Here's something I learned recently, while S was assisting me with the (ridiculously intense) bust adjustments on the Tailored Suit (cue sharp intake of breath): I no longer have full-on-top breasts. You know how I've been telling y'all for almost 5 years about my unique, sometimes challenging, always observable high bust? Well, it's moving on, apparently.
How did I learn this? I gained some idea when I did a muslin and discovered this (see photos). But it turns out, no matter how I tried to resolve the extending puff of fabric above my full bust, it didn't go away till S suggest what I needed was an SBA (small bust adjustment) above my full bust which had already been FBAed up the yin yang. Um, what?!
I'm the woman with the notable full upper bust. How is it that I had to adjust my (on paper) size 6 pattern into an (on paper) size 4 pattern between an inch above my nipples and my breastbone??? (The trolls are going to have a field day with that sentence, by the way.)
Here's my point (and Fitting Barrier 1): One's identity does not always reflect reality.
I can dwell on how I feel, existentially, about a full bust that has lost some of its fullness, projecting my angst (if nothing else!) and assert that nothing's changed. Or, I can fit the bust I have and make it look terrific. I have opted for the latter and I recommend it.
All this is to say that fitting is a dual experience: it's the determination of how to shape cloth around the body for optimal effect AND it's the ability of the one being fitted to allow the body to be what it is. To allow the fit to be simply what is.
Caveat: This is not the optimal time to dislike any aspect of how you look (not that that's necessarily in your purview). If you can't get with what you see as you fit, I can only suggest that you aim to change it by other means. Fitting is focused solely on what is, not on what you would like it to be. I've had these hardline words with myself on more than one occasion, I assure you.

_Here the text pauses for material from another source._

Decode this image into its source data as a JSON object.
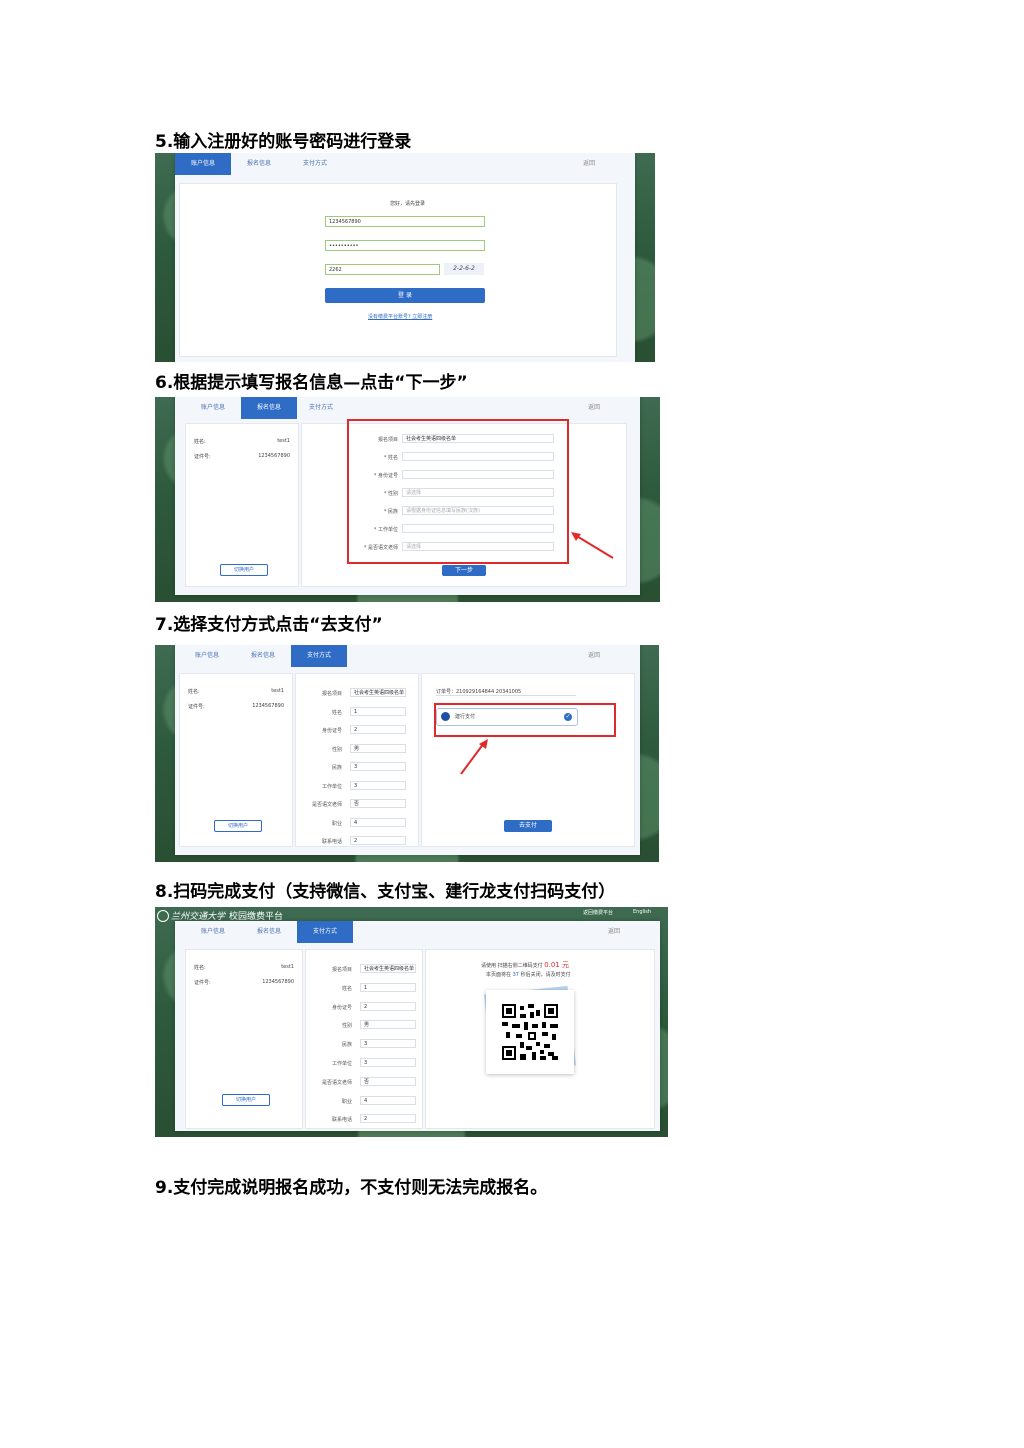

Fitting Barrier 2: The second barrier to good fit? Fear of unknowable complexity. New sewists are particularly susceptible to this. Hello - it's hard enough to figure out a princess seam without applying it to a garment that's been fitted to perfection. What do those drag lines even mean? Are they drag lines? Maybe they're puffs of extra fabric. Maybe they aren't even there. How does one reflect changes to a muslin back onto a paper pattern? How does one make changes to a muslin? What's a muslin?? What's the point???
I'm not going to sugar coat it. It's practically impossible to learn everything at once, regardless of how kick ass you happen to be. Maybe, as you develop initial technical skills and confidence, fine fit (as opposed to excellent fit) is just fine. I worked mainly with stable knits for much of my first 2 years of sewing. I'm only just beginning to tackle the vast unknown that is my fitted torso. And I now have the benefit of a fitting friend!
That brings me to Fitting Barrier 3: You only have 2 hands and a certain amount of energy before you'll likely want to chuck everything out the window. I cannot recommend a fitting friend strongly enough. I'm not saying you will find one (though I wish one for you, truly), simply that you should be eternally open to the possibility. Seize upon it at any opportunity. And, as you continue on your own, recognize that you can't do everything in one session. Finding good fit is iterative. Iterations go faster with more hands.
Why am I focusing on barriers? Why not?
These are the landscapes in which we find ourselves. You're probably challenged by one of these barriers to some extent or another. Maybe you have others you can share.
Would it help you to know that most everyone feels out of his or her depth? I mean, I haven't done a scientific poll, but every book I read, every blog, every person I talk to reiterates this sense of fundamental concern. What if I'm not doing it right because...?
I think it helps to assess our concerns. I have encountered - nay, continue to encounter - all of these concerns on a regular basis. But I'm trying to push through in pursuit of the greater good.
So, today's questions are: Do you consider yourself a novice or an expert (or somewhere in between)? What fitting barriers have you experienced, do you continue to experience? Experts: Can you give us some tips about how to develop confidence and skill? What are moments of epiphany you've experienced?
Let's take some time to talk about our concerns and, in so doing, release them. OK?